**What the task asks**
All records are to be restated word for word, with pictures excluded.

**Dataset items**
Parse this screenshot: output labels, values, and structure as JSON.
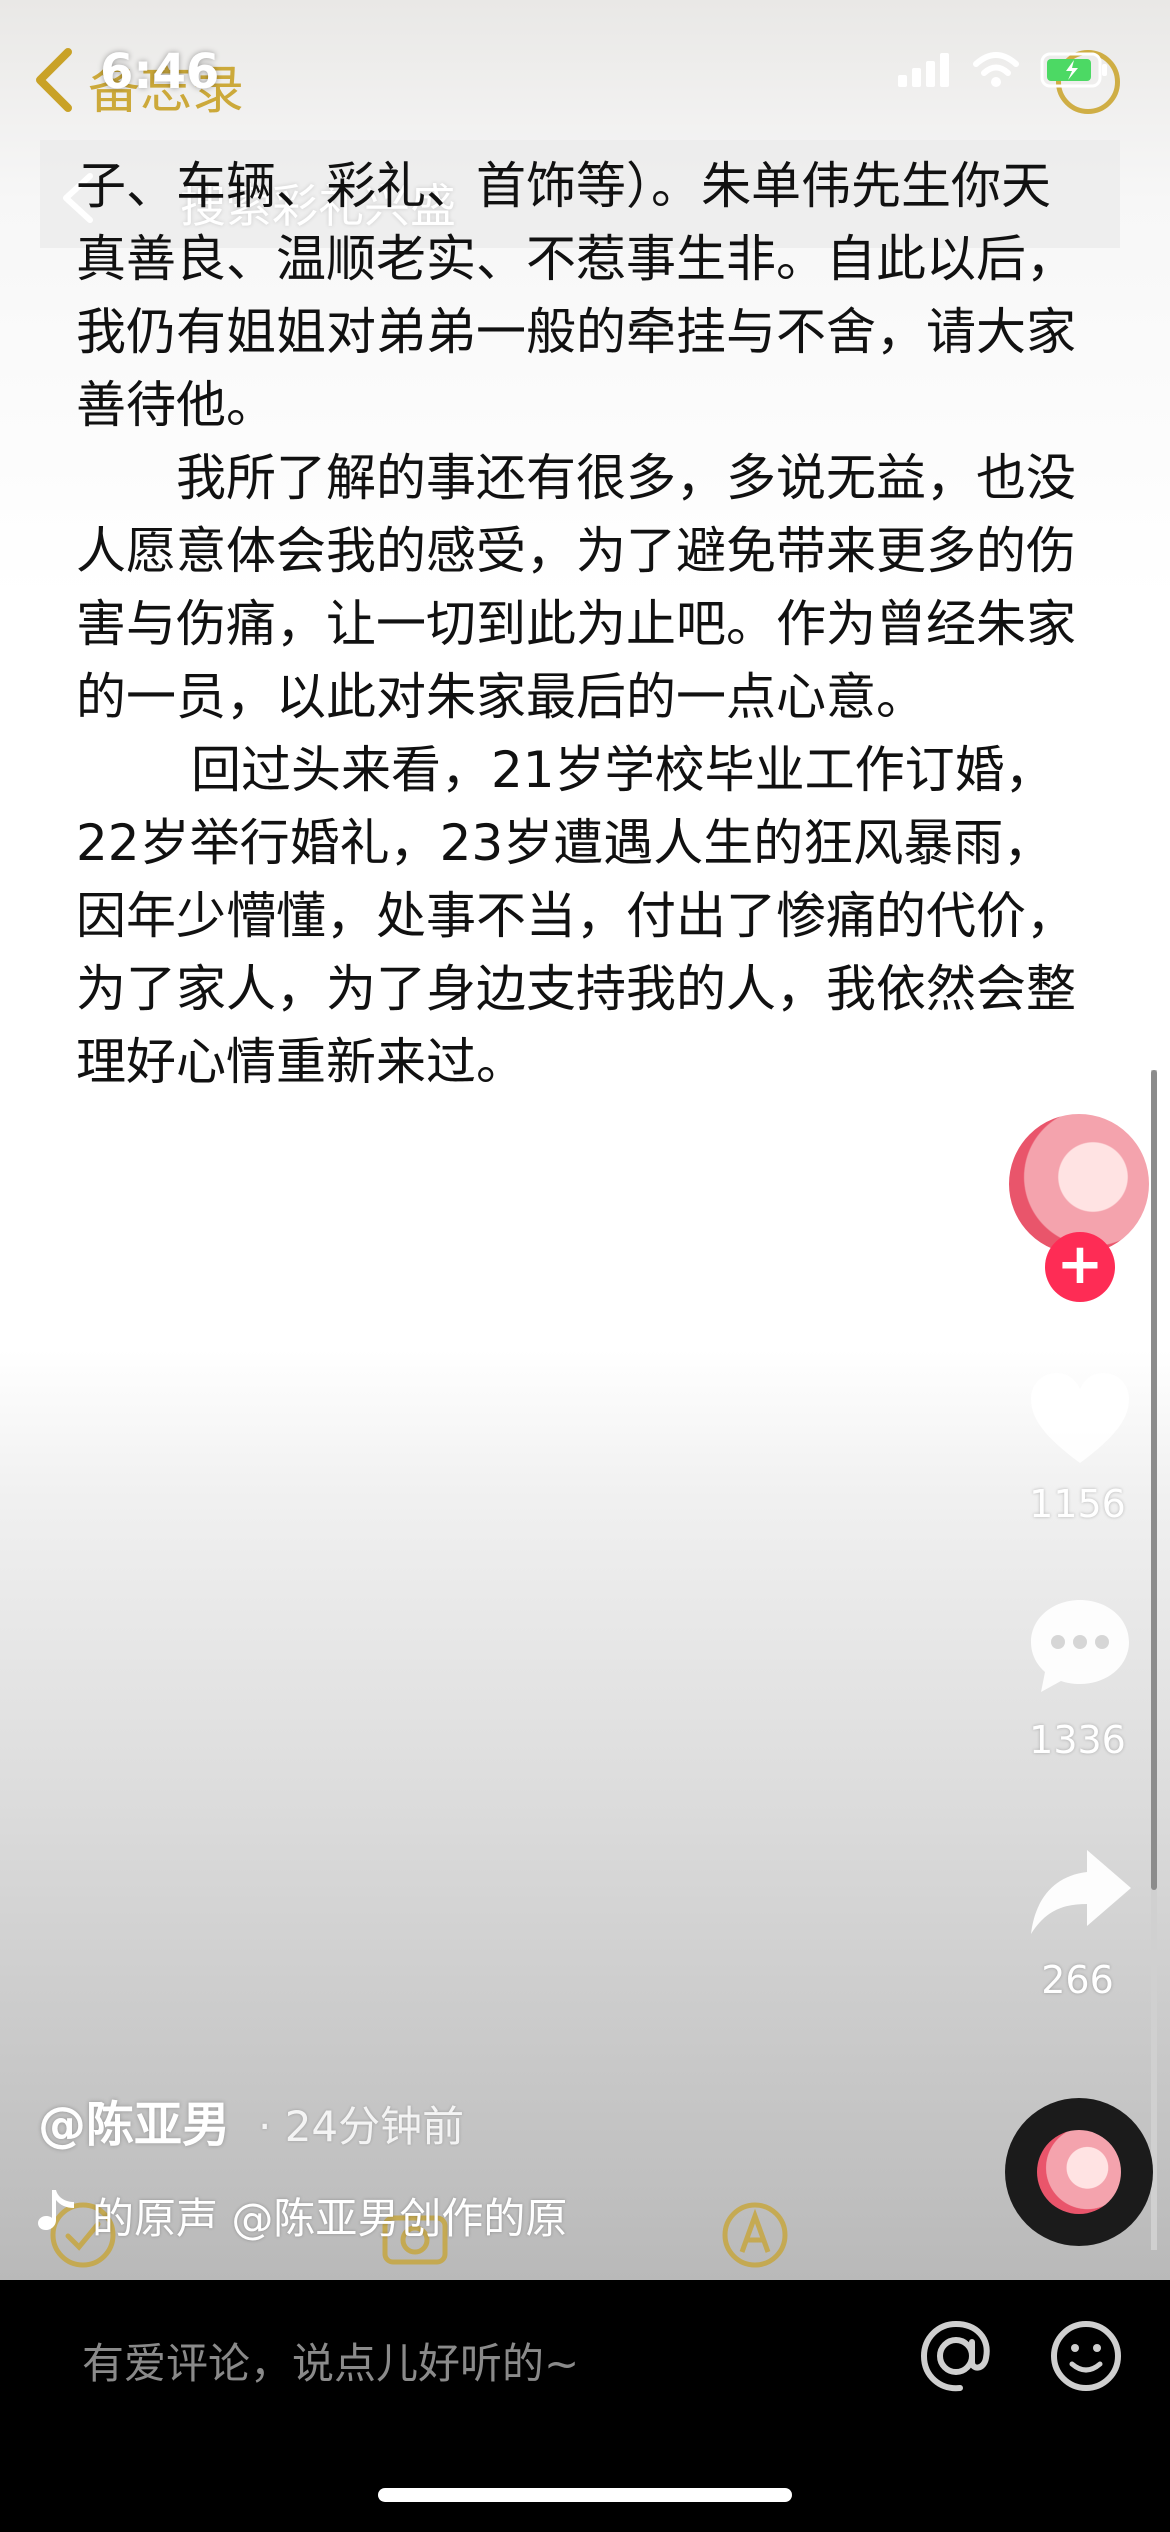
{
  "status_bar": {
    "time": "6:46"
  },
  "memo_app": {
    "title": "备忘录",
    "search_hint": "搜索彩礼兴盛"
  },
  "memo": {
    "paragraphs": [
      "子、车辆、彩礼、首饰等）。朱单伟先生你天真善良、温顺老实、不惹事生非。自此以后，我仍有姐姐对弟弟一般的牵挂与不舍，请大家善待他。",
      "我所了解的事还有很多，多说无益，也没人愿意体会我的感受，为了避免带来更多的伤害与伤痛，让一切到此为止吧。作为曾经朱家的一员，以此对朱家最后的一点心意。",
      "回过头来看，21岁学校毕业工作订婚，22岁举行婚礼，23岁遭遇人生的狂风暴雨，因年少懵懂，处事不当，付出了惨痛的代价，为了家人，为了身边支持我的人，我依然会整理好心情重新来过。"
    ]
  },
  "rail": {
    "follow_label": "+",
    "like_count": "1156",
    "comment_count": "1336",
    "share_count": "266"
  },
  "video_info": {
    "author": "@陈亚男",
    "time_ago": "· 24分钟前",
    "music": "的原声    @陈亚男创作的原"
  },
  "comment_bar": {
    "placeholder": "有爱评论，说点儿好听的~"
  },
  "icons": [
    "back-icon",
    "signal-icon",
    "wifi-icon",
    "battery-icon",
    "heart-icon",
    "comment-icon",
    "share-icon",
    "music-note-icon",
    "at-icon",
    "emoji-icon",
    "checklist-icon",
    "camera-icon",
    "pen-icon"
  ],
  "colors": {
    "accent": "#fe2c55",
    "memo_gold": "#c9a227"
  }
}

**Answer space**
Parse this screenshot: output labels, values, and structure as JSON.
{
  "status_bar": {
    "time": "6:46"
  },
  "memo_app": {
    "title": "备忘录",
    "search_hint": "搜索彩礼兴盛"
  },
  "memo": {
    "paragraphs": [
      "子、车辆、彩礼、首饰等）。朱单伟先生你天真善良、温顺老实、不惹事生非。自此以后，我仍有姐姐对弟弟一般的牵挂与不舍，请大家善待他。",
      "我所了解的事还有很多，多说无益，也没人愿意体会我的感受，为了避免带来更多的伤害与伤痛，让一切到此为止吧。作为曾经朱家的一员，以此对朱家最后的一点心意。",
      "回过头来看，21岁学校毕业工作订婚，22岁举行婚礼，23岁遭遇人生的狂风暴雨，因年少懵懂，处事不当，付出了惨痛的代价，为了家人，为了身边支持我的人，我依然会整理好心情重新来过。"
    ]
  },
  "rail": {
    "follow_label": "+",
    "like_count": "1156",
    "comment_count": "1336",
    "share_count": "266"
  },
  "video_info": {
    "author": "@陈亚男",
    "time_ago": "· 24分钟前",
    "music": "的原声    @陈亚男创作的原"
  },
  "comment_bar": {
    "placeholder": "有爱评论，说点儿好听的~"
  },
  "icons": [
    "back-icon",
    "signal-icon",
    "wifi-icon",
    "battery-icon",
    "heart-icon",
    "comment-icon",
    "share-icon",
    "music-note-icon",
    "at-icon",
    "emoji-icon",
    "checklist-icon",
    "camera-icon",
    "pen-icon"
  ],
  "colors": {
    "accent": "#fe2c55",
    "memo_gold": "#c9a227"
  }
}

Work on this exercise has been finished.